*** Exercise data Section Begins ***

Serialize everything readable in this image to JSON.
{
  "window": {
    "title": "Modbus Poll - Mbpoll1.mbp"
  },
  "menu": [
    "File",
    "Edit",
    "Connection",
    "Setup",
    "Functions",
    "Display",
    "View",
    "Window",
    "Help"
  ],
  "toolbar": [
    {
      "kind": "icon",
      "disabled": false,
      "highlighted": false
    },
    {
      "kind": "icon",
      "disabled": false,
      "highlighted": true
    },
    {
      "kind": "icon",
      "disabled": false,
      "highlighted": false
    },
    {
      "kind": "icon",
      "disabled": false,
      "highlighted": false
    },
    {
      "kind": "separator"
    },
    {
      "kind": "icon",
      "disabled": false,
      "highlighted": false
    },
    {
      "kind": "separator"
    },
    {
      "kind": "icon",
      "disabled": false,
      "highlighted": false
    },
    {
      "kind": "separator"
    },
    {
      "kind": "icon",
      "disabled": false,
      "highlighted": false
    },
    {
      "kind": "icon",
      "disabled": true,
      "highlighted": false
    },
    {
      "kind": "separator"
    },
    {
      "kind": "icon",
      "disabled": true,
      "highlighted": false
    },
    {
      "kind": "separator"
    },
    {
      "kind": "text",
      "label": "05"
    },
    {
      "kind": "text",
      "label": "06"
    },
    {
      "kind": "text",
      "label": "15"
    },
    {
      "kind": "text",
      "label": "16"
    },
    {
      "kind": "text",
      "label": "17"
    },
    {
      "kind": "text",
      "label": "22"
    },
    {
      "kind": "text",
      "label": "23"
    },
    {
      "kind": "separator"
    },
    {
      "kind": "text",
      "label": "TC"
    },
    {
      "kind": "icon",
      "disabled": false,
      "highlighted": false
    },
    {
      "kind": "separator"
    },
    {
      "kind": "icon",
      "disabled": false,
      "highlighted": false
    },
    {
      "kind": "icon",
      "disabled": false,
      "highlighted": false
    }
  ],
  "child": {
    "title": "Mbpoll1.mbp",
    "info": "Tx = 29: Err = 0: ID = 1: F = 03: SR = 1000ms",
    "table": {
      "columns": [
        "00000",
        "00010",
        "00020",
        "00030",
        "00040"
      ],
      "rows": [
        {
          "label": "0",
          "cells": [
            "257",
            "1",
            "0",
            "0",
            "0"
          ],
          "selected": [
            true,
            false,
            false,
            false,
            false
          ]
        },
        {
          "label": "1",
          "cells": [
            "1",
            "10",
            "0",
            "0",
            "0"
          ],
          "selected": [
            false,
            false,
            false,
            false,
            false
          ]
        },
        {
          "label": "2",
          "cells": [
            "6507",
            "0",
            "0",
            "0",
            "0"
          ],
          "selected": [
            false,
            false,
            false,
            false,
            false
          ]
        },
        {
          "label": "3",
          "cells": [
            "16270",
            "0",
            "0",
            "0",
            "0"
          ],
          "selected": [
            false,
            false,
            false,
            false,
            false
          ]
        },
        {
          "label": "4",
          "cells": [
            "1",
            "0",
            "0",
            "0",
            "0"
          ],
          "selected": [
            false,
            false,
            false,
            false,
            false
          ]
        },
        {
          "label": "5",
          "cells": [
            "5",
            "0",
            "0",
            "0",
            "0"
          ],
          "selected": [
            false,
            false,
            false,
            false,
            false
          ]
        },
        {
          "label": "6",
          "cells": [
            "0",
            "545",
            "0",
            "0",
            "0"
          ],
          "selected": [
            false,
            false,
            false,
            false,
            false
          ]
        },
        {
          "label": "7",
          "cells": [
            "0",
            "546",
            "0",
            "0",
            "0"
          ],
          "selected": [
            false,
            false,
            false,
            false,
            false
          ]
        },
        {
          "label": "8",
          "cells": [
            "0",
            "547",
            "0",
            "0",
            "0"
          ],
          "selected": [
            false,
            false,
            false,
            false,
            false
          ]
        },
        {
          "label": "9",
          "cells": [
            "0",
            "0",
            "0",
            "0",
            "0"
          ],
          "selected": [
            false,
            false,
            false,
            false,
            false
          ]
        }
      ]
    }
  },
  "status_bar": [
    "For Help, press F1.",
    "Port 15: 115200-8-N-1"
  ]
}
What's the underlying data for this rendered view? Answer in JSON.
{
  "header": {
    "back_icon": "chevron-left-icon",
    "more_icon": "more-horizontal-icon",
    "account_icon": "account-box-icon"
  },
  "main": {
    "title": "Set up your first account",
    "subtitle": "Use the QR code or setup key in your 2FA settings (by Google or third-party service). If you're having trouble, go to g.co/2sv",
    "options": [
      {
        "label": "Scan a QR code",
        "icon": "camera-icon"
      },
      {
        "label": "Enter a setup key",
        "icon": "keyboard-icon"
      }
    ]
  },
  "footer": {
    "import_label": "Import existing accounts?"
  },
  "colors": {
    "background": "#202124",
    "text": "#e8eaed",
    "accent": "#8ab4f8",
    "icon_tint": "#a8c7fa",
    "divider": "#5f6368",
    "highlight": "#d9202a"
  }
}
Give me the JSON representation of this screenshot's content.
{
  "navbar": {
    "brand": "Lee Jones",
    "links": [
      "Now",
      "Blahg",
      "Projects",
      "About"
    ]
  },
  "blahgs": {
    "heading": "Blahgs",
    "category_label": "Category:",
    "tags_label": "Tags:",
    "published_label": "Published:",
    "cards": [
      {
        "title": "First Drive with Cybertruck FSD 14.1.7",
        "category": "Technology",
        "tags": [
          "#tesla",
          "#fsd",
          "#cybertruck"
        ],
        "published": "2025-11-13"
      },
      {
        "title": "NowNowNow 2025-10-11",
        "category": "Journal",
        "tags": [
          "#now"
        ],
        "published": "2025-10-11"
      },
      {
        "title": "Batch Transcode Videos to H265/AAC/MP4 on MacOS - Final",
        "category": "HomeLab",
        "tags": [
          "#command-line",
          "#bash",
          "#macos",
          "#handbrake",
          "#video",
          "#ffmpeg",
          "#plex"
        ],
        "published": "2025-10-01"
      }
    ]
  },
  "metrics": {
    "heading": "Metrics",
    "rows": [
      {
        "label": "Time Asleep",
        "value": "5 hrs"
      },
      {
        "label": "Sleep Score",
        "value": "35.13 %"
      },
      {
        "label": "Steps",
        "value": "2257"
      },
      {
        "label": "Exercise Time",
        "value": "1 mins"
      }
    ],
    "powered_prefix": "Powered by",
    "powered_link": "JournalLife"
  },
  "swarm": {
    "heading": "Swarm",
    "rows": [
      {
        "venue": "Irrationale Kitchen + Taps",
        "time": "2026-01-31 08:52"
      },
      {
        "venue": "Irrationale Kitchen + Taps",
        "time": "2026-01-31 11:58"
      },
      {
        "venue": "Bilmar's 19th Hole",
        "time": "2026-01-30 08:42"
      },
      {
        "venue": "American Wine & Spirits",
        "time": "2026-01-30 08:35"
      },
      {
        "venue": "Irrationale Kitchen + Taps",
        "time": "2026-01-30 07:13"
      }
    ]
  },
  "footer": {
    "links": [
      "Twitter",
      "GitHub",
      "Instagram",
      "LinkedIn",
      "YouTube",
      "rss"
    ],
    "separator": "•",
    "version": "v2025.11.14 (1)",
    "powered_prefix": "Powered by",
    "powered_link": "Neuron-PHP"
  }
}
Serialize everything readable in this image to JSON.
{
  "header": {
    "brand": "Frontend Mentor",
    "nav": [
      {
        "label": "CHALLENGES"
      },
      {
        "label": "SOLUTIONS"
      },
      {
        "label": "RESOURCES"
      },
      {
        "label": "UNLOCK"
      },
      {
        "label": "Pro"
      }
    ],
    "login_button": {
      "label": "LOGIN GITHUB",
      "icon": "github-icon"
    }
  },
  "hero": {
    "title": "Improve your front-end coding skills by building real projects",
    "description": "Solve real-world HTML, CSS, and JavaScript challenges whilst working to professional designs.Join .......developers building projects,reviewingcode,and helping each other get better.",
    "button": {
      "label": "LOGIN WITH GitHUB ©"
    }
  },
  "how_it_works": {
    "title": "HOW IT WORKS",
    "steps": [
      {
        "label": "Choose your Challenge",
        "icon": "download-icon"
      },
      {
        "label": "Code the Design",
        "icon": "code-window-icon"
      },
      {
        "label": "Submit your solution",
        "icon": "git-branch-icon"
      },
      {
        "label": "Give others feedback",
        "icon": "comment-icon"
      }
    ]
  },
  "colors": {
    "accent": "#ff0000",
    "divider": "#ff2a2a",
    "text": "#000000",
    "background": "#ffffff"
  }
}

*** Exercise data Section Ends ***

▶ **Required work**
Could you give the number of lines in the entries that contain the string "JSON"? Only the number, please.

▶ **Exercise response**
4